WHAT TO DO —
Report every line of the records below that contains the word "fabric".

○ ○ ○ ○ ○

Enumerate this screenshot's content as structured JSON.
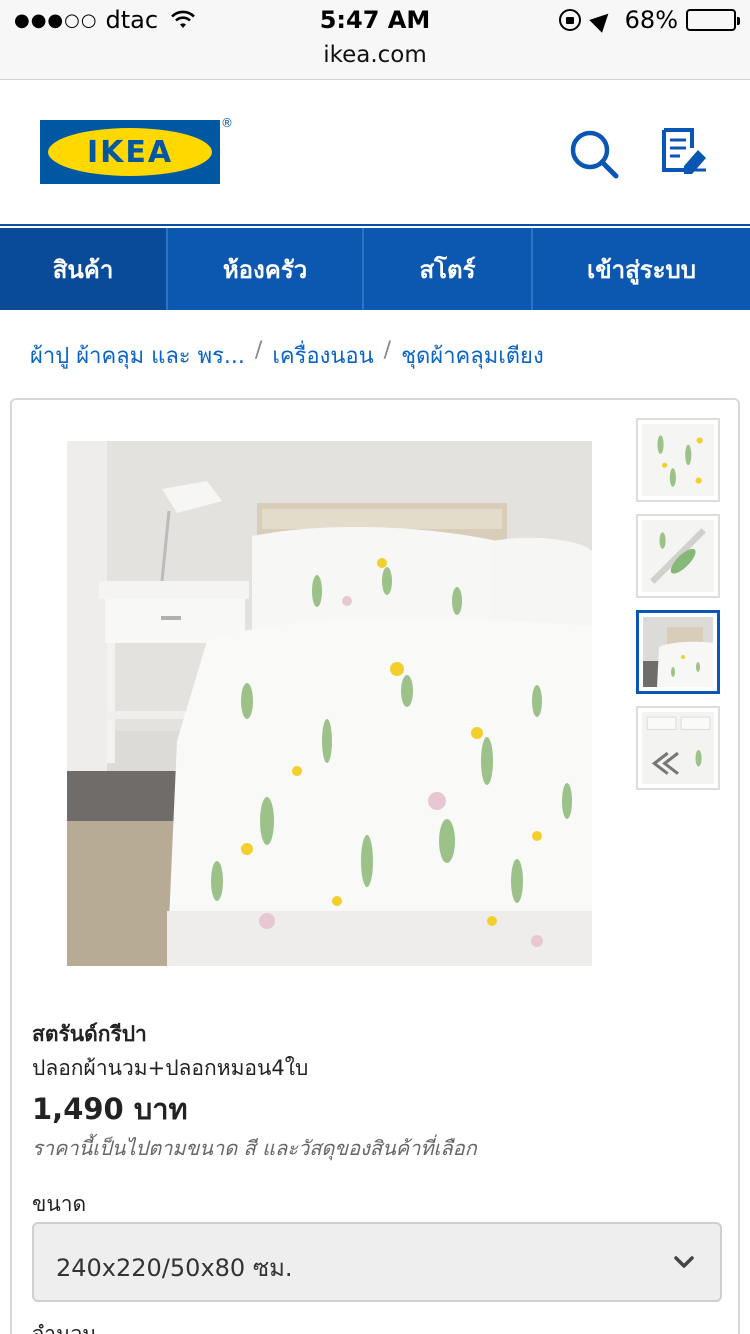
{
  "status_bar": {
    "signal": "●●●○○",
    "carrier": "dtac",
    "time": "5:47 AM",
    "battery": "68%",
    "battery_level": 0.68
  },
  "browser": {
    "url": "ikea.com"
  },
  "header": {
    "logo_text": "IKEA",
    "logo_mark": "®",
    "brand_colors": {
      "blue": "#0058a3",
      "yellow": "#ffd800"
    }
  },
  "nav": {
    "items": [
      {
        "label": "สินค้า"
      },
      {
        "label": "ห้องครัว"
      },
      {
        "label": "สโตร์"
      },
      {
        "label": "เข้าสู่ระบบ"
      }
    ]
  },
  "breadcrumb": {
    "items": [
      {
        "label": "ผ้าปู ผ้าคลุม และ พร..."
      },
      {
        "label": "เครื่องนอน"
      },
      {
        "label": "ชุดผ้าคลุมเตียง"
      }
    ],
    "separator": "/"
  },
  "product": {
    "name": "สตรันด์กรีปา",
    "description": "ปลอกผ้านวม+ปลอกหมอน4ใบ",
    "price": "1,490 บาท",
    "price_note": "ราคานี้เป็นไปตามขนาด สี และวัสดุของสินค้าที่เลือก",
    "size_label": "ขนาด",
    "size_value": "240x220/50x80 ซม.",
    "quantity_label": "จำนวน",
    "thumbnails": [
      {
        "icon": "floral-fabric-thumbnail"
      },
      {
        "icon": "fabric-detail-thumbnail"
      },
      {
        "icon": "bedroom-thumbnail",
        "selected": true
      },
      {
        "icon": "folded-set-thumbnail"
      }
    ]
  }
}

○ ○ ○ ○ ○

RESPONSE TO THIS TASK —
        "icon": "floral-fabric-thumbnail"
        "icon": "fabric-detail-thumbnail"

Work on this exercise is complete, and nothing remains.